**Aim of the task**. Even where a record seems odd, copy it exactly as it appears below.

**Provided information**.

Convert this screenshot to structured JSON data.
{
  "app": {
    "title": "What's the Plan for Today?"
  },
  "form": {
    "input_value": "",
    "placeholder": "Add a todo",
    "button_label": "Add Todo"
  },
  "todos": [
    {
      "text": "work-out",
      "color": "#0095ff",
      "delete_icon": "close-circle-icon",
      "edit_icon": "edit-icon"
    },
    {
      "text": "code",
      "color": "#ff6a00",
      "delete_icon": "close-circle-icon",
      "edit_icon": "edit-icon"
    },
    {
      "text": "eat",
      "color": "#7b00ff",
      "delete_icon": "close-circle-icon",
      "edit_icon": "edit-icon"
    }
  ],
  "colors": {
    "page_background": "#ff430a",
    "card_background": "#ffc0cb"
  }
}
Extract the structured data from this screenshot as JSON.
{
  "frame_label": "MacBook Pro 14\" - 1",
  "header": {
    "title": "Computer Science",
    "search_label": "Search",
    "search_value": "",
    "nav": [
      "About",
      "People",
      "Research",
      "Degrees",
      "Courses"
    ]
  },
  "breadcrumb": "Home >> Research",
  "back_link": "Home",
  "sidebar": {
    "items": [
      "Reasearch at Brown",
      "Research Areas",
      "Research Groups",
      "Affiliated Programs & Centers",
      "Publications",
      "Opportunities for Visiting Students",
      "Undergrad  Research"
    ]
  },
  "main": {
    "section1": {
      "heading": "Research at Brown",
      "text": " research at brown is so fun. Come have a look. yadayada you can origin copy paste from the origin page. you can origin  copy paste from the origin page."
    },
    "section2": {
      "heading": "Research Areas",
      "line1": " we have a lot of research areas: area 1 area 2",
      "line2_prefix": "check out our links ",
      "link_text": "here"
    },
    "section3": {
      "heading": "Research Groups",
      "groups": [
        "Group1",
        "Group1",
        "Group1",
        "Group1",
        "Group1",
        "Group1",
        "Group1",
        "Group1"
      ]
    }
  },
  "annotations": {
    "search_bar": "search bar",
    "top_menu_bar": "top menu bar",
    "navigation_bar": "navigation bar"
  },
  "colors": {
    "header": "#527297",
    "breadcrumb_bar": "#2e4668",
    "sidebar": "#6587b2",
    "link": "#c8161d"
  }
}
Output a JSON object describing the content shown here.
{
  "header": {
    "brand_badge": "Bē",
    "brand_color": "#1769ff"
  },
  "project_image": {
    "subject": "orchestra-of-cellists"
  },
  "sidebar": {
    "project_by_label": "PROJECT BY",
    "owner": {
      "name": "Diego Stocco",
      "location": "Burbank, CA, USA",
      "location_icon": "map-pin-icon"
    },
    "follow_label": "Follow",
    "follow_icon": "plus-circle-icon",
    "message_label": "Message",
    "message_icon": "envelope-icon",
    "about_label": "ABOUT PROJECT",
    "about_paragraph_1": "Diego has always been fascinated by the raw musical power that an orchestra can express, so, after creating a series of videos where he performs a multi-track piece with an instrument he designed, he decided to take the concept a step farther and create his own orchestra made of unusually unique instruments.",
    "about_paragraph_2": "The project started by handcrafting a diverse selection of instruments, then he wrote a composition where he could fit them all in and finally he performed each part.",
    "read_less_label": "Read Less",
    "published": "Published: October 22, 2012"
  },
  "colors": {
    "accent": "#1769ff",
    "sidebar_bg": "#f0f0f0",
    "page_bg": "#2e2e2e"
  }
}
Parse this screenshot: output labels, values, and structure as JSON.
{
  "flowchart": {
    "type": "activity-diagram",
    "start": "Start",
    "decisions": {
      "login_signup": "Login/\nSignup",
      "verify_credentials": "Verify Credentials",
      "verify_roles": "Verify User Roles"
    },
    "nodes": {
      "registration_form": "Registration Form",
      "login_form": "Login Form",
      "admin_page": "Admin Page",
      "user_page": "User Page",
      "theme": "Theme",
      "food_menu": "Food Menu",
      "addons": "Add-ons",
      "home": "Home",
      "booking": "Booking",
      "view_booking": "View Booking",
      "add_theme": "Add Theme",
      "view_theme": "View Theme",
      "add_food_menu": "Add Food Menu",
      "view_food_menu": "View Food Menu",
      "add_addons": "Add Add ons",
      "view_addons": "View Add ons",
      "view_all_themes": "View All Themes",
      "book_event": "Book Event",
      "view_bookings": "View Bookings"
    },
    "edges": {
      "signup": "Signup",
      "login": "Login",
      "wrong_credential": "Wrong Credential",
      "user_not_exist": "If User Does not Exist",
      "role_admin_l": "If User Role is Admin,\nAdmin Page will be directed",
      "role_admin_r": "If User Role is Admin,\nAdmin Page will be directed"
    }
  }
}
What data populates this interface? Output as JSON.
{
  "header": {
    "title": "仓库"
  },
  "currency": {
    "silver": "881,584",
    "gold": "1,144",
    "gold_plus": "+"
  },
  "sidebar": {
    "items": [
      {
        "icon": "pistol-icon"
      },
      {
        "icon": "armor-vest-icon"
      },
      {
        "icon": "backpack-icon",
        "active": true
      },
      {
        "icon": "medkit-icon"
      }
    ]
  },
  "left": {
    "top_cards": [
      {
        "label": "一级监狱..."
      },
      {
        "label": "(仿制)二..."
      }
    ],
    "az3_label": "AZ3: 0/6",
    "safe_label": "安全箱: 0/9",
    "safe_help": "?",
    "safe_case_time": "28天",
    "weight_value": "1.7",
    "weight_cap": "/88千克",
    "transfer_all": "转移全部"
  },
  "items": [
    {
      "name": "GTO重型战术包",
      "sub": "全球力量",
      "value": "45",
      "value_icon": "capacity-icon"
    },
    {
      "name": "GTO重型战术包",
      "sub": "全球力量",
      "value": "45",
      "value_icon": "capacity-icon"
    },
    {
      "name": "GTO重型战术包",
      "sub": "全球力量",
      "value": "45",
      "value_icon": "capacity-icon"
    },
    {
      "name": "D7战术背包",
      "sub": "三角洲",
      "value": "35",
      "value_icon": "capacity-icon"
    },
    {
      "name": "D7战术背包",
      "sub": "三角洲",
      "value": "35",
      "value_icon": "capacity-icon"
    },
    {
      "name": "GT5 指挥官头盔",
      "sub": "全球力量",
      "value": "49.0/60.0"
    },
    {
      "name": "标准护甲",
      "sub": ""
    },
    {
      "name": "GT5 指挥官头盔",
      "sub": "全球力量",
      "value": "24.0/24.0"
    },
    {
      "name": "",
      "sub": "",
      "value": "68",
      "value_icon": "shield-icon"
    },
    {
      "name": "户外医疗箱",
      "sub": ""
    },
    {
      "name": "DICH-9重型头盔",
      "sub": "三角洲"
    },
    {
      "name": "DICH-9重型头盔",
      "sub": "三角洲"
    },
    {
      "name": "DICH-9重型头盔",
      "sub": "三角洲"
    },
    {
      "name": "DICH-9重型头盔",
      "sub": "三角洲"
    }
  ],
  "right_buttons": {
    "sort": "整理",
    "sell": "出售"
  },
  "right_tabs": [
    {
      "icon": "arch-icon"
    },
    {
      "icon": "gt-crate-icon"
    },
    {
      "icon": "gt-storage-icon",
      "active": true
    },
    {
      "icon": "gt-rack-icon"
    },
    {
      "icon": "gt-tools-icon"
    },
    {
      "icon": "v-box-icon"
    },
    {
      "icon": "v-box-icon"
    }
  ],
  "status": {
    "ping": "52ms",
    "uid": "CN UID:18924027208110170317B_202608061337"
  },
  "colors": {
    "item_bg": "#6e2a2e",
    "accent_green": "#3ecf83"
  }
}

**Solution to this exercise**.
Convert this screenshot to structured JSON data.
{
  "app": {
    "title": "What's the Plan for Today?"
  },
  "form": {
    "input_value": "",
    "placeholder": "Add a todo",
    "button_label": "Add Todo"
  },
  "todos": [
    {
      "text": "work-out",
      "color": "#0095ff",
      "delete_icon": "close-circle-icon",
      "edit_icon": "edit-icon"
    },
    {
      "text": "code",
      "color": "#ff6a00",
      "delete_icon": "close-circle-icon",
      "edit_icon": "edit-icon"
    },
    {
      "text": "eat",
      "color": "#7b00ff",
      "delete_icon": "close-circle-icon",
      "edit_icon": "edit-icon"
    }
  ],
  "colors": {
    "page_background": "#ff430a",
    "card_background": "#ffc0cb"
  }
}
Extract the structured data from this screenshot as JSON.
{
  "frame_label": "MacBook Pro 14\" - 1",
  "header": {
    "title": "Computer Science",
    "search_label": "Search",
    "search_value": "",
    "nav": [
      "About",
      "People",
      "Research",
      "Degrees",
      "Courses"
    ]
  },
  "breadcrumb": "Home >> Research",
  "back_link": "Home",
  "sidebar": {
    "items": [
      "Reasearch at Brown",
      "Research Areas",
      "Research Groups",
      "Affiliated Programs & Centers",
      "Publications",
      "Opportunities for Visiting Students",
      "Undergrad  Research"
    ]
  },
  "main": {
    "section1": {
      "heading": "Research at Brown",
      "text": " research at brown is so fun. Come have a look. yadayada you can origin copy paste from the origin page. you can origin  copy paste from the origin page."
    },
    "section2": {
      "heading": "Research Areas",
      "line1": " we have a lot of research areas: area 1 area 2",
      "line2_prefix": "check out our links ",
      "link_text": "here"
    },
    "section3": {
      "heading": "Research Groups",
      "groups": [
        "Group1",
        "Group1",
        "Group1",
        "Group1",
        "Group1",
        "Group1",
        "Group1",
        "Group1"
      ]
    }
  },
  "annotations": {
    "search_bar": "search bar",
    "top_menu_bar": "top menu bar",
    "navigation_bar": "navigation bar"
  },
  "colors": {
    "header": "#527297",
    "breadcrumb_bar": "#2e4668",
    "sidebar": "#6587b2",
    "link": "#c8161d"
  }
}
Output a JSON object describing the content shown here.
{
  "header": {
    "brand_badge": "Bē",
    "brand_color": "#1769ff"
  },
  "project_image": {
    "subject": "orchestra-of-cellists"
  },
  "sidebar": {
    "project_by_label": "PROJECT BY",
    "owner": {
      "name": "Diego Stocco",
      "location": "Burbank, CA, USA",
      "location_icon": "map-pin-icon"
    },
    "follow_label": "Follow",
    "follow_icon": "plus-circle-icon",
    "message_label": "Message",
    "message_icon": "envelope-icon",
    "about_label": "ABOUT PROJECT",
    "about_paragraph_1": "Diego has always been fascinated by the raw musical power that an orchestra can express, so, after creating a series of videos where he performs a multi-track piece with an instrument he designed, he decided to take the concept a step farther and create his own orchestra made of unusually unique instruments.",
    "about_paragraph_2": "The project started by handcrafting a diverse selection of instruments, then he wrote a composition where he could fit them all in and finally he performed each part.",
    "read_less_label": "Read Less",
    "published": "Published: October 22, 2012"
  },
  "colors": {
    "accent": "#1769ff",
    "sidebar_bg": "#f0f0f0",
    "page_bg": "#2e2e2e"
  }
}
Parse this screenshot: output labels, values, and structure as JSON.
{
  "flowchart": {
    "type": "activity-diagram",
    "start": "Start",
    "decisions": {
      "login_signup": "Login/\nSignup",
      "verify_credentials": "Verify Credentials",
      "verify_roles": "Verify User Roles"
    },
    "nodes": {
      "registration_form": "Registration Form",
      "login_form": "Login Form",
      "admin_page": "Admin Page",
      "user_page": "User Page",
      "theme": "Theme",
      "food_menu": "Food Menu",
      "addons": "Add-ons",
      "home": "Home",
      "booking": "Booking",
      "view_booking": "View Booking",
      "add_theme": "Add Theme",
      "view_theme": "View Theme",
      "add_food_menu": "Add Food Menu",
      "view_food_menu": "View Food Menu",
      "add_addons": "Add Add ons",
      "view_addons": "View Add ons",
      "view_all_themes": "View All Themes",
      "book_event": "Book Event",
      "view_bookings": "View Bookings"
    },
    "edges": {
      "signup": "Signup",
      "login": "Login",
      "wrong_credential": "Wrong Credential",
      "user_not_exist": "If User Does not Exist",
      "role_admin_l": "If User Role is Admin,\nAdmin Page will be directed",
      "role_admin_r": "If User Role is Admin,\nAdmin Page will be directed"
    }
  }
}
What data populates this interface? Output as JSON.
{
  "header": {
    "title": "仓库"
  },
  "currency": {
    "silver": "881,584",
    "gold": "1,144",
    "gold_plus": "+"
  },
  "sidebar": {
    "items": [
      {
        "icon": "pistol-icon"
      },
      {
        "icon": "armor-vest-icon"
      },
      {
        "icon": "backpack-icon",
        "active": true
      },
      {
        "icon": "medkit-icon"
      }
    ]
  },
  "left": {
    "top_cards": [
      {
        "label": "一级监狱..."
      },
      {
        "label": "(仿制)二..."
      }
    ],
    "az3_label": "AZ3: 0/6",
    "safe_label": "安全箱: 0/9",
    "safe_help": "?",
    "safe_case_time": "28天",
    "weight_value": "1.7",
    "weight_cap": "/88千克",
    "transfer_all": "转移全部"
  },
  "items": [
    {
      "name": "GTO重型战术包",
      "sub": "全球力量",
      "value": "45",
      "value_icon": "capacity-icon"
    },
    {
      "name": "GTO重型战术包",
      "sub": "全球力量",
      "value": "45",
      "value_icon": "capacity-icon"
    },
    {
      "name": "GTO重型战术包",
      "sub": "全球力量",
      "value": "45",
      "value_icon": "capacity-icon"
    },
    {
      "name": "D7战术背包",
      "sub": "三角洲",
      "value": "35",
      "value_icon": "capacity-icon"
    },
    {
      "name": "D7战术背包",
      "sub": "三角洲",
      "value": "35",
      "value_icon": "capacity-icon"
    },
    {
      "name": "GT5 指挥官头盔",
      "sub": "全球力量",
      "value": "49.0/60.0"
    },
    {
      "name": "标准护甲",
      "sub": ""
    },
    {
      "name": "GT5 指挥官头盔",
      "sub": "全球力量",
      "value": "24.0/24.0"
    },
    {
      "name": "",
      "sub": "",
      "value": "68",
      "value_icon": "shield-icon"
    },
    {
      "name": "户外医疗箱",
      "sub": ""
    },
    {
      "name": "DICH-9重型头盔",
      "sub": "三角洲"
    },
    {
      "name": "DICH-9重型头盔",
      "sub": "三角洲"
    },
    {
      "name": "DICH-9重型头盔",
      "sub": "三角洲"
    },
    {
      "name": "DICH-9重型头盔",
      "sub": "三角洲"
    }
  ],
  "right_buttons": {
    "sort": "整理",
    "sell": "出售"
  },
  "right_tabs": [
    {
      "icon": "arch-icon"
    },
    {
      "icon": "gt-crate-icon"
    },
    {
      "icon": "gt-storage-icon",
      "active": true
    },
    {
      "icon": "gt-rack-icon"
    },
    {
      "icon": "gt-tools-icon"
    },
    {
      "icon": "v-box-icon"
    },
    {
      "icon": "v-box-icon"
    }
  ],
  "status": {
    "ping": "52ms",
    "uid": "CN UID:18924027208110170317B_202608061337"
  },
  "colors": {
    "item_bg": "#6e2a2e",
    "accent_green": "#3ecf83"
  }
}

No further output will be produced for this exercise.